I've written about the Marvel Cinematic Universe before. It's no surprise that after eighteen movies (as of the time of this article) and ten years, the franchise has become something of a cultural landmark. This has all been building up to the end-all be-all of superhero movies, the upcoming Avengers: Infinity War, where the entire universe comes together to fight Thanos, now wielding the Infinity Gauntlet. The movie has been a decade in the making, and has what is easily the best cast ever assembled for a major motion picture. Now I'm not going to go into the production and the rise of the MCU, I've already done that. Rather, I just want to take a few minutes and talk about the movie that years ago, we never thought would be possible.

In summer 2008, the first two installments in the MCU were released – Iron Man and The Incredible Hulk. These were major successes for the studio, though The Incredible Hulk wasn't as well received as Iron Man. It was one thing to see Samuel L. Jackson cameo as Nick Fury in the now-famous after credit scene, but it was something else entirely when Robert Downey Jr. appeared to discuss the “team” being assembled at the end of Hulk. Slowly, more and more actors were hired onboard the franchise, leading their own series of movies. Of course those release dates were moved around, which is just a fact of Hollywood. After four years, The Avengers premiered in theaters, proving that this wasn't just an attempt – all these separate heroes were coming together. The superhero film genre was now a major force to be reckoned with, compared to the occasional Spider-Man or X-Men movie (even at this point, DC had only had Batman Begins and Superman Returns, and before that, their last big hit was Batman Returns). It was not unlike the current revival of Star Wars in the public eye. People across all demographics were gathering to watch these movies and follow the story.

Much like how Iron Man's after-credits scene showed Marvel Studios' gameplan for what would be called “Phase 1,” the mid-credits scene of Avengers revealed there was a bigger threat than Tom Hiddleston's chilling Loki – the Mad Titan, Thanos. There, we knew Marvel was in it for the long run. Over the next couple of years, the Infinity Stones were introduced, and it was revealed Loki's staff and the Tesseract from Captain America: The First Avenger were Stones as well. The audience now had a story that tracked through every single movie in some way, whether it was a minor reference or a major plot point in the movies. Josh Brolin was cast as Thanos in 2013 for a cameo in Guardians of the Galaxy, and the crowds at Comic Con went nuts. We really had never seen this sort of thing before. Casting someone years before the actual movie about them so we could follow his character's path? We had seen Nick Fury and Black Widow go between movies before, but now we had the villain for a future movie already being set up. His goal was even the same, gathering the Infinity Stones to rule the universe as he sees fit. The universe was quickly filling up, and the audience was loving every minute. They had been able to assemble the team for the first film, and continued through the second, before 2016's Captain America: Civil War involved the entire catalog of Avengers characters, as if even the solo films had weight on the franchise as a whole. The Thanos storyline has tracked through each Avenger's personal arc in some way, as well as the Guardians of the Galaxy – as if Marvel knew exactly who the villain needed to be to tie it all together.
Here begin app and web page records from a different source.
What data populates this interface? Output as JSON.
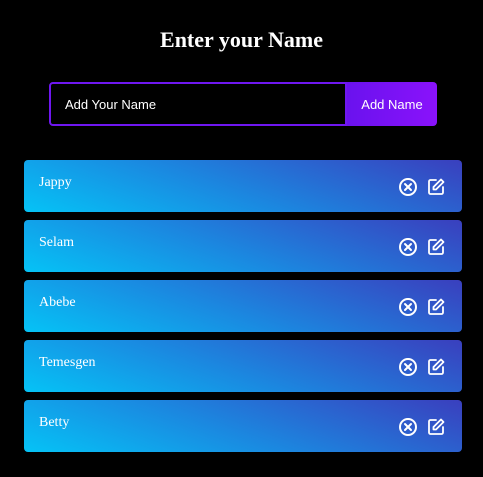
{
  "header": {
    "title": "Enter your Name"
  },
  "form": {
    "input_placeholder": "Add Your Name",
    "input_value": "",
    "add_button_label": "Add Name"
  },
  "names": [
    {
      "label": "Jappy"
    },
    {
      "label": "Selam"
    },
    {
      "label": "Abebe"
    },
    {
      "label": "Temesgen"
    },
    {
      "label": "Betty"
    }
  ],
  "icons": {
    "delete": "close-circle-icon",
    "edit": "edit-icon"
  },
  "colors": {
    "background": "#000000",
    "accent": "#6f17f0",
    "button_gradient_start": "#6a12ee",
    "button_gradient_end": "#8a12fb",
    "item_gradient_start": "#3a3fbe",
    "item_gradient_end": "#05c3f6",
    "text": "#ffffff"
  }
}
Now there was the issue involving rights to certain characters. Many of which were moved to television, such as Daredevil and Ghost Rider, but even still – those television programs were just as much a part of the overall Marvel Cinematic Universe as Thor and Ant-Man. Meanwhile, Marvel Studios did not own the rights to using the Fantastic Four, X-Men, or Spider-Man in their movies, and attempted to get them back, at least the rights of the latter. By 2015, Sony, who owned film rights to Spider-Man and all related characters, was willing to make a deal, and the MCU incarnation appeared in Captain America: Civil War to the excitement of the moviegoing public. And was with most MCU decisions and projects, it was debated whether or not the franchise could introduce such a major character this late in the game. But they did, and Tom Holland's take on Peter Parker was very well received, leading to him being involved in a solo trilogy and a major focus of the next Avengers film, which just happened to be Infinity War. That same movie introduced Black Panther, and now look what they've done. Years ago, this was impossible. Characters were owned by different film studios, and none of them would work together to do a project like this. But Marvel proved themselves to be a powerhouse, and as the rights came back in, they were immediately put into the list of usable heroes.

And now, the MCU is evolved. Black Panther took the world by storm, and Marvel is likely to get the rights to X-Men and Fantastic Four characters after the Disney/Fox deal goes through. Nobody expected this to work over a decade ago, and now we're coming up on a massive crossover film involving every aspect of the heroes we as an audience have come to love. After Infinity War, Marvel will have to find a way to show that even after building and building, there is still a story to tell, and at the same time keep the audiences coming back for more. And if they were able to do it when that kind of movie series was just a dream, then I have no doubt they'll be able to do this once again. It'll just take time, and as with this film and the Infinity Gauntlet arc, that's exactly how to keep it going – making the audience want to know what is going to happen next.